Editor’s note: Anita Paddock’s review of books we should read are scheduled to appear on the second and fourth Friday of each month. Enjoy.
review by Anita Paddock
There is no better writer of the physical beauty of the South than Pat Conroy. In his latest book about Charleston, his descriptions sing with the melody of the sea, the architecture of the magical city, the lush gardens hidden behind brick walls, the smell of the tide rolling in. It’s enough to make you want to get in your car and book it to Charleston.
I fell in love with South Carolina years ago, about the time I first read Conroy’s, “The Prince of Tides,” which I declared then was the best book ever written. If I read it again now, when I’m older and presumably wiser, would I still think so?
Pat Conroy was bullied and beaten by his father, a Marine pilot. His beautiful mother didn’t, or couldn’t, stand up for him. He was sent to a military school, The Citadel, where he was again bullied. Read any of his books, most especially, “My Losing Season,” and you’ll know what his life was like. It’s a wonder he survived, but he was blessed with a great talent to tell a great story.
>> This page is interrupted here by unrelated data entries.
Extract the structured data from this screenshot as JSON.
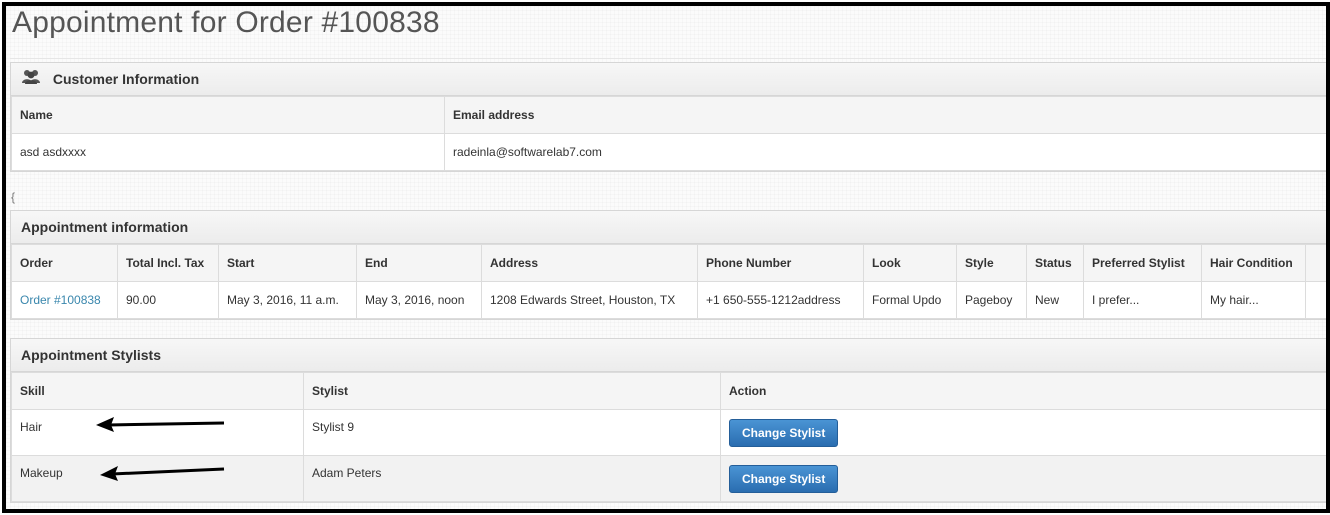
{
  "page": {
    "title": "Appointment for Order #100838"
  },
  "customer": {
    "heading": "Customer Information",
    "icon": "users-icon",
    "columns": [
      "Name",
      "Email address"
    ],
    "row": {
      "name": "asd asdxxxx",
      "email": "radeinla@softwarelab7.com"
    }
  },
  "stray_text": "{",
  "appointment": {
    "heading": "Appointment information",
    "columns": [
      "Order",
      "Total Incl. Tax",
      "Start",
      "End",
      "Address",
      "Phone Number",
      "Look",
      "Style",
      "Status",
      "Preferred Stylist",
      "Hair Condition"
    ],
    "row": {
      "order": "Order #100838",
      "total": "90.00",
      "start": "May 3, 2016, 11 a.m.",
      "end": "May 3, 2016, noon",
      "address": "1208 Edwards Street, Houston, TX",
      "phone": "+1 650-555-1212address",
      "look": "Formal Updo",
      "style": "Pageboy",
      "status": "New",
      "preferred_stylist": "I prefer...",
      "hair_condition": "My hair..."
    }
  },
  "stylists": {
    "heading": "Appointment Stylists",
    "columns": [
      "Skill",
      "Stylist",
      "Action"
    ],
    "rows": [
      {
        "skill": "Hair",
        "stylist": "Stylist 9",
        "action": "Change Stylist"
      },
      {
        "skill": "Makeup",
        "stylist": "Adam Peters",
        "action": "Change Stylist"
      }
    ]
  },
  "colors": {
    "link": "#3a87ad",
    "button": "#2f78bd",
    "frame_border": "#000000"
  }
}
And he does so on yellow legal pads because his father didn’t allow him to take typing (it was for sissies, one presumes) when he was in high school, so he’s just always written in long hand.
Full of demons impossible to make up, Pat Conroy rearranges aspects of his own family, shuffles the characters like a deck of cards, and lays them on the table for a reader to discover. Pick a card: suicide, incest, murder, AIDS, child molestation, racism, drug abuse, alcoholism. It’s all there. And it’s all here in “South of Broad,” the title coming from the area of Charleston that is the most historical and aristocratic.
Conroy’s latest novel introduces us to Leo King (his new wife is author Cassandra King), a young man who spent his youth in mental facilities, following his discovery of his beloved older brother, Steve, who slit his veins with his father’s straight razor in the family bathtub.
His father is a high school teacher (not at all like Conroy’s real father), and his distant mother, a high school principal, is a devotee of James Joyce’s, “Ulysses.” The novel opens on June 16th, 1969, a day celebrated as “Bloomsday” for those fans of the character Leopold Bloom in “Ulysses.”
Leo is 18-years old, and he meets, in one day, a bevy of unlikely teens--orphans, rich kids, black kids, new neighbor kids — who become best friends and continue their friendships until the novel ends. It is around this set of friends that the novel revolves, and, believe me, a whole bunch of bad things happen, including Hurricane Hugo.
Leo remains in Charleston and becomes a popular columnist for the local newspaper. Old mysteries are solved and broken dreams are buried. The dawn of a new day over the grandeur of Charleston brings hope to Leo and his friends, all survivors of one thing or another.
With every book review, I try to find someone whose life vaguely parallels a character in the book I’m reviewing. Sometimes, I have to stretch to find the right person. Not this time. Because the main character, Leo, was a newspaper columnist, I knew exactly whom I’d ask.
Sharon Randall is a syndicated columnist who grew up in the mountains of North and South Carolina. Her columns appear every Monday in the Fort Smith newspaper. Her first two visits to Fort Smith, at the invitation of the Fort Smith Public Library, were so wildly popular that she’s coming again for a third time next spring.
Sharon says she loves Charleston and visited it first when she was on an eighth grade field trip.
“I love its gardens, its mansions, its restaurants, its kind of sweet-magnolia and salt-water charm. I love its people, too, of course, even if they seem a little too impressed with being Charlestonians, and hopelessly obsessed with ancestor worship.”
Her favorite book as a child was “Uncle Remus” by Joel Chandler Harris.
“My grandmother used that book to teach me to read, which, actually, probably explains a lot.”
Her grandmother also gave her “Gone with the Wind” the summer before the fourth grade.
“It kept me in rapture all summer long,” Sharon says.
But the most “formative” read of her youth was Harper Lee’s classic, “To Kill a Mockingbird,” which changed her forever.
“Harper Lee became the measure of every writer I’ve ever read. And Atticus Finch became the measure of every man I’ve ever loved.”
Sharon just finished reading “The Sweet By and By” by Todd Johnson. She says it is marvelous, and she recommends it so highly that she may be writing a column about it.
Guess what I’ll be reading next?
Contact Anita at email@example.com